▶ [WHAT THE TASK REQUIRES]: Search the records below for the word "Ross", then return every line where it appears.

App and web page records:
════

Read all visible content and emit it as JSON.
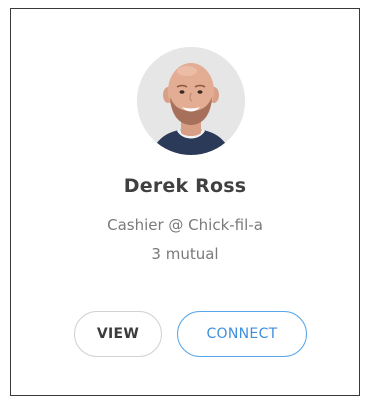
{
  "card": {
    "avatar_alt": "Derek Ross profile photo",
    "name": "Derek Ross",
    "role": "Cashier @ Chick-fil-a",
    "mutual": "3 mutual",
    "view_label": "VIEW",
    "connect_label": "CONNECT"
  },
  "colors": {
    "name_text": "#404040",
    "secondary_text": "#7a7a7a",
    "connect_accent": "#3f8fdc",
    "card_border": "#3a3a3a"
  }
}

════

▶ [RESPONSE TO THE EXERCISE]:
    "avatar_alt": "Derek Ross profile photo",
    "name": "Derek Ross",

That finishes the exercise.